It turns out animals are just as entranced by video games as people are (as some of the following YouTube videos will illustrate). Some scientists are even making animals play games for research purposes.
Princeton University researchers experimented on predatory bluegill sunfish by creating a "game" where red dots, simulating prey, moved against a screen. In a paper published in the journal Science on Aug.16, the researchers said the bluegills were less likely to attack dots that swarmed in group formation.
"By creating immersive video game for the fish we were able to have complete control over the parameters," senior author Iain Couzin told the BBC. "Trying to do this experiment with natural grouping prey items, it would have been impossible to understand or control what was going on."

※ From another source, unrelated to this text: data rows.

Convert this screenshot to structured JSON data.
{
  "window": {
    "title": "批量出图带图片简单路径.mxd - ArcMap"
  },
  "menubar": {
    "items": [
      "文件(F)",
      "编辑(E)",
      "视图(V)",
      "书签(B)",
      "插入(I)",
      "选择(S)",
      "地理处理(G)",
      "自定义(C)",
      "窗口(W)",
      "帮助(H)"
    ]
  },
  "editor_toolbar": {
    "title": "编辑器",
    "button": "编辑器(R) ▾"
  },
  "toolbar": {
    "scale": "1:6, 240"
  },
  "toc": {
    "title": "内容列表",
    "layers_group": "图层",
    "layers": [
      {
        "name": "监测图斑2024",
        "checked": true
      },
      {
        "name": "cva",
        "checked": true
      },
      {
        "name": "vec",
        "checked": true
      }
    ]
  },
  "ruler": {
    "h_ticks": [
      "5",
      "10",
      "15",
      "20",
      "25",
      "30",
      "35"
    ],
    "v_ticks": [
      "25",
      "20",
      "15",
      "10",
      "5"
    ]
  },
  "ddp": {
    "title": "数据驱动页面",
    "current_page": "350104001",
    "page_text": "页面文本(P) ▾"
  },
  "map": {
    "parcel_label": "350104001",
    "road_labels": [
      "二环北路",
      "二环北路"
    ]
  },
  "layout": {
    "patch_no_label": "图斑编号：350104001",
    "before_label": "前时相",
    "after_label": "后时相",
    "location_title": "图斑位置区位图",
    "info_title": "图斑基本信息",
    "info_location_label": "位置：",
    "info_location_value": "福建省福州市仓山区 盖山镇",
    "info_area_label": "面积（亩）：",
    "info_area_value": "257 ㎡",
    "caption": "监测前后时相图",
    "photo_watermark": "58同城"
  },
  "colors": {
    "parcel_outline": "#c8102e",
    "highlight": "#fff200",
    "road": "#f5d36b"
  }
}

The results show that just being in a group is more likely to help prey survive, as the predator is much more likely to go for the loner. As seen in the video below, the bluegill was least likely to attack dots that moved in a coordinated group.

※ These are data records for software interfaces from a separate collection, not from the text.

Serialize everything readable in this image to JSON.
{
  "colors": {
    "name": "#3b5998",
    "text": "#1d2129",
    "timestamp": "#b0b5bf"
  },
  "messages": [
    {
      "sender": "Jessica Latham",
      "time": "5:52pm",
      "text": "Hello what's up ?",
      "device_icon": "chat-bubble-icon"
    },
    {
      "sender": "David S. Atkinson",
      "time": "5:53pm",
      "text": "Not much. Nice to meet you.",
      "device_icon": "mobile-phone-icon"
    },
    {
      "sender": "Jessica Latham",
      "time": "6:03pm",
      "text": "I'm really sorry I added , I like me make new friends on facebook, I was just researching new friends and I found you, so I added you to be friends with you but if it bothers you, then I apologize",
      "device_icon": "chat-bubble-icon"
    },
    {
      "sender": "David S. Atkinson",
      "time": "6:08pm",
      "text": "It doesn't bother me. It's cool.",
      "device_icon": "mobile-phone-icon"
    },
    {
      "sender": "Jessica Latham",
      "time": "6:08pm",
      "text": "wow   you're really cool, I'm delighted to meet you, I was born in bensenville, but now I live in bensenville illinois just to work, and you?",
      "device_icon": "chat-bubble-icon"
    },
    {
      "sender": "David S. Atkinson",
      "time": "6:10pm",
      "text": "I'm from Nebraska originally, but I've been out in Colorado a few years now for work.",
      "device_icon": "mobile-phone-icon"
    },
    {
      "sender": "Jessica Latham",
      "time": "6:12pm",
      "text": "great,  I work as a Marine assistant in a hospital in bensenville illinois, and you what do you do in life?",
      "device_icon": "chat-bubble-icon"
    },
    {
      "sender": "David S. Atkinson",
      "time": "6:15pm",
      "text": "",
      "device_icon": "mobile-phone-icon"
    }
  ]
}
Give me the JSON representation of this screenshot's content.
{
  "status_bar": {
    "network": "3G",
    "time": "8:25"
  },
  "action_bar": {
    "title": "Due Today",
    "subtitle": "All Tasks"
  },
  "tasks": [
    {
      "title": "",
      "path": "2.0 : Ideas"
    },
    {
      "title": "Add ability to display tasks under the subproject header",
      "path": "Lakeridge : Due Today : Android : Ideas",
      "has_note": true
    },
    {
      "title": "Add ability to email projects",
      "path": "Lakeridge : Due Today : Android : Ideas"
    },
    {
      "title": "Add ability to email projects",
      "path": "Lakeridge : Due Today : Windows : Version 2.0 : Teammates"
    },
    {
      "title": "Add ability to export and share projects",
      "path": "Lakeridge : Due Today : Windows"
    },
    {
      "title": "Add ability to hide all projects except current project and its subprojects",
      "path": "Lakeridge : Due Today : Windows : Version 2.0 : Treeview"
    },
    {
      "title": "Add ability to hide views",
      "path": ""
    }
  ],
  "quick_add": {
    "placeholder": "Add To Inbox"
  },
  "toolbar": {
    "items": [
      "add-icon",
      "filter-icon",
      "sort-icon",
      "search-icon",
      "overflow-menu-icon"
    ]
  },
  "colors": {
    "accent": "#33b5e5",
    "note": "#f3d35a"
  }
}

Video games turn out to be a useful tool in animal research, especially in primates. Scientists have had monkeys play shooting games against computers and each other in order to study the effects of winning and losing on certain parts of the brain. Researchers looking for treatments for paralyzed humans have rewired paralyzed monkeys' neurons, thereby allowing them to play video games.

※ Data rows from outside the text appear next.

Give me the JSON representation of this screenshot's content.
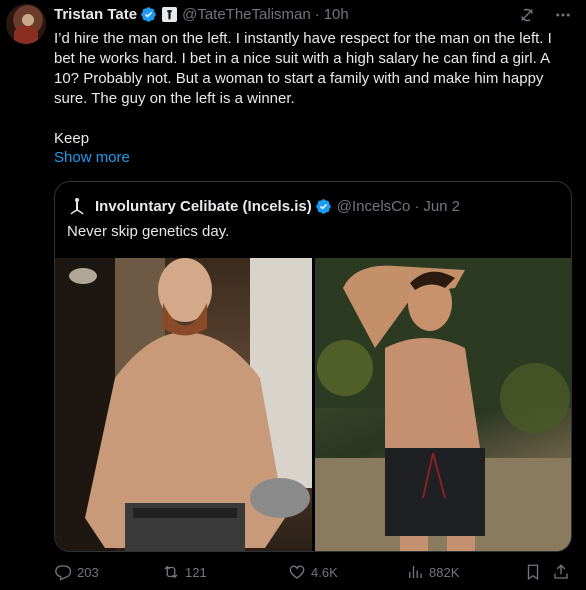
{
  "author": {
    "name": "Tristan Tate",
    "handle": "@TateTheTalisman",
    "time": "10h",
    "verified_color": "#1d9bf0"
  },
  "tweet": {
    "paragraphs": [
      "I’d hire the man on the left. I instantly have respect for the man on the left. I bet he works hard. I bet in a nice suit with a high salary he can find a girl. A 10? Probably not. But a woman to start a family with and make him happy sure. The guy on the left is a winner.",
      "Keep"
    ],
    "show_more": "Show more"
  },
  "quoted_tweet": {
    "name": "Involuntary Celibate (Incels.is)",
    "handle": "@IncelsCo",
    "date": "Jun 2",
    "text": "Never skip genetics day."
  },
  "metrics": {
    "replies": "203",
    "retweets": "121",
    "likes": "4.6K",
    "views": "882K"
  },
  "icons": [
    "grok-icon",
    "more-icon",
    "verified-badge-icon",
    "reply-icon",
    "retweet-icon",
    "like-icon",
    "views-icon",
    "bookmark-icon",
    "share-icon"
  ],
  "colors": {
    "background": "#000000",
    "text": "#e7e9ea",
    "muted": "#71767b",
    "link": "#1d9bf0",
    "border": "#2f3336"
  }
}
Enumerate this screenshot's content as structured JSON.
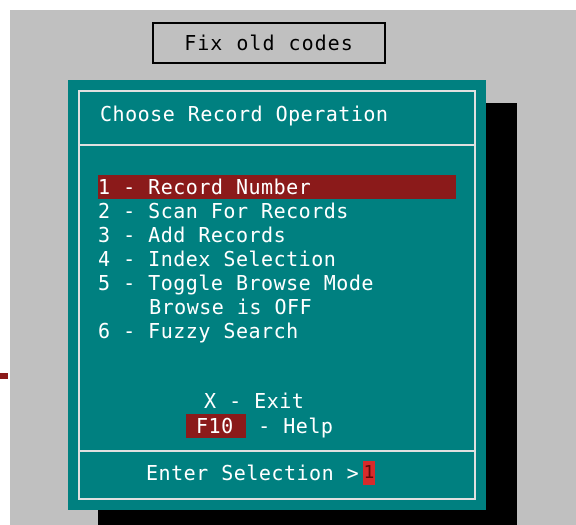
{
  "app": {
    "title": "Fix old codes"
  },
  "dialog": {
    "title": "Choose Record Operation",
    "menu": [
      {
        "label": "1 - Record Number",
        "selected": true
      },
      {
        "label": "2 - Scan For Records"
      },
      {
        "label": "3 - Add Records"
      },
      {
        "label": "4 - Index Selection"
      },
      {
        "label": "5 - Toggle Browse Mode"
      },
      {
        "label": "  Browse is OFF"
      },
      {
        "label": "6 - Fuzzy Search"
      }
    ],
    "exit_label": "X - Exit",
    "help_key": "F10",
    "help_label": " - Help",
    "prompt": "Enter Selection >",
    "input_value": "1"
  },
  "colors": {
    "desktop": "#c0c0c0",
    "dialog_bg": "#008080",
    "highlight": "#8b1a1a",
    "cursor": "#d62b2b",
    "text": "#ffffff",
    "shadow": "#000000"
  }
}
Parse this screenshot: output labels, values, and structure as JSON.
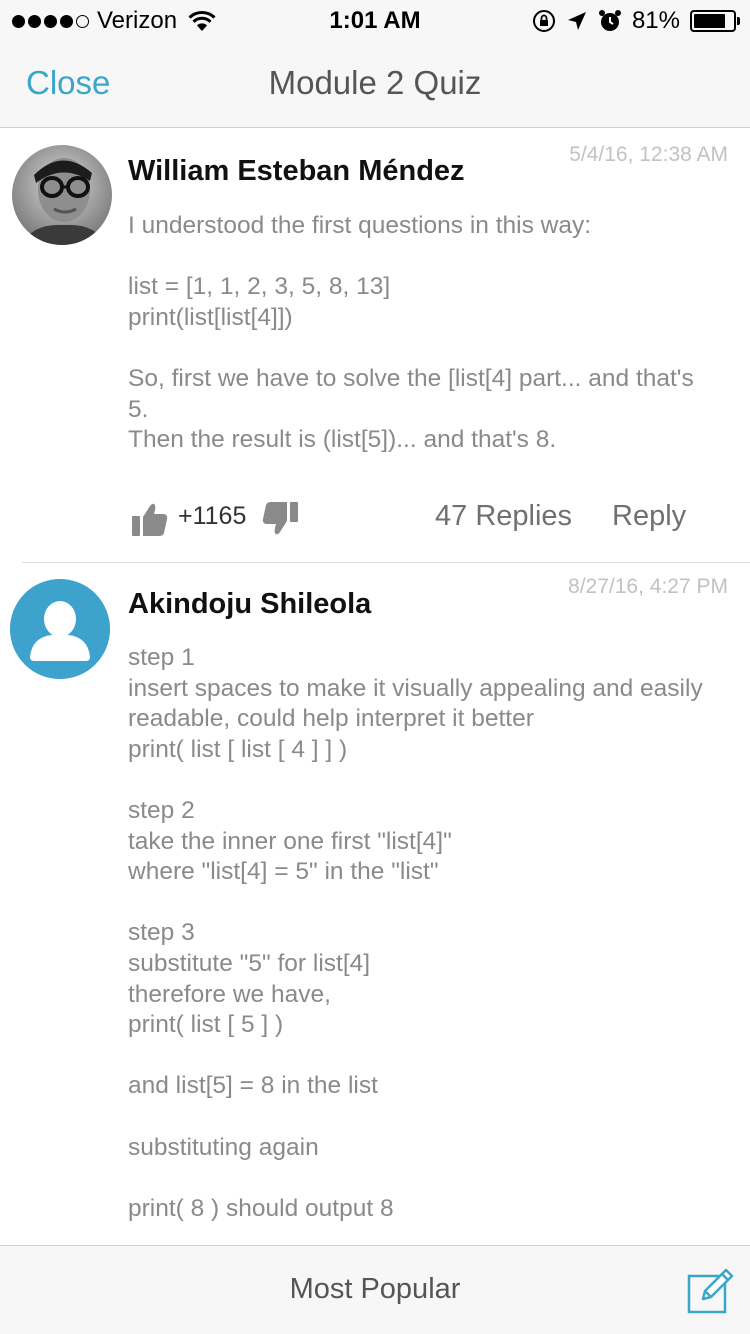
{
  "status_bar": {
    "carrier": "Verizon",
    "time": "1:01 AM",
    "battery": "81%",
    "icons": [
      "wifi-icon",
      "orientation-lock-icon",
      "location-arrow-icon",
      "alarm-icon",
      "battery-icon"
    ]
  },
  "nav": {
    "close_label": "Close",
    "title": "Module 2 Quiz"
  },
  "comments": [
    {
      "author": "William Esteban Méndez",
      "timestamp": "5/4/16, 12:38 AM",
      "body": "I understood the first questions in this way:\n\nlist = [1, 1, 2, 3, 5, 8, 13]\nprint(list[list[4]])\n\nSo, first we have to solve the [list[4] part... and that's 5.\nThen the result is (list[5])... and that's 8.",
      "score": "+1165",
      "replies_label": "47 Replies",
      "reply_label": "Reply"
    },
    {
      "author": "Akindoju Shileola",
      "timestamp": "8/27/16, 4:27 PM",
      "body": "step 1\ninsert spaces to make it visually appealing and easily readable, could help interpret it better\nprint( list [ list [ 4 ] ] )\n\nstep 2\ntake the inner one first \"list[4]\"\nwhere \"list[4] = 5\"   in the \"list\"\n\nstep 3\nsubstitute \"5\" for list[4]\ntherefore we have,\nprint( list [ 5 ] )\n\nand list[5] = 8 in the list\n\nsubstituting again\n\nprint( 8 ) should output 8"
    }
  ],
  "bottom_bar": {
    "sort_label": "Most Popular"
  },
  "colors": {
    "accent": "#3ba6c8",
    "avatar_default": "#3ea3cc"
  }
}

Animals can play games for fun, too. There's a bumper crop of games for the iPad that are targeted at cats, featuring laser pointers, mice, bugs, and fish for kitties to chase.
And it's not just housecats that enjoy virtual reality. As seen in this video, a range of big cats -- including servals, lions, and even a white tiger -- are gamers too:
There are also video games where animals and humans can play together. Dutch researchers from Wageningen University and the Utrecht school of the Arts are developing a game where a person can move a ball of light around on his or her iPad. The ball is simultaneously projected onto a screen in a pig's pen. The person's porcine partner chases it, and if the pig's snout touches the ball and moves it into a target, the wall lights up with colorful flashes.
Researchers were driven to develop "Pig Chase" through their work on farming ethics. EU regulations require that pig farmers ensure their animals have permanent access to materials for playing and mental stimulation.
"Despite the cooperative nature of the game, we are all aware of the unavoidable elephant in the room, or rather 'on the farm'," European Commission research agency CORDIS said in a statement this past February. "In a game where one player is soon likely to be served up onto the other player's plate, the latter player certainly seems to be more equal than the former."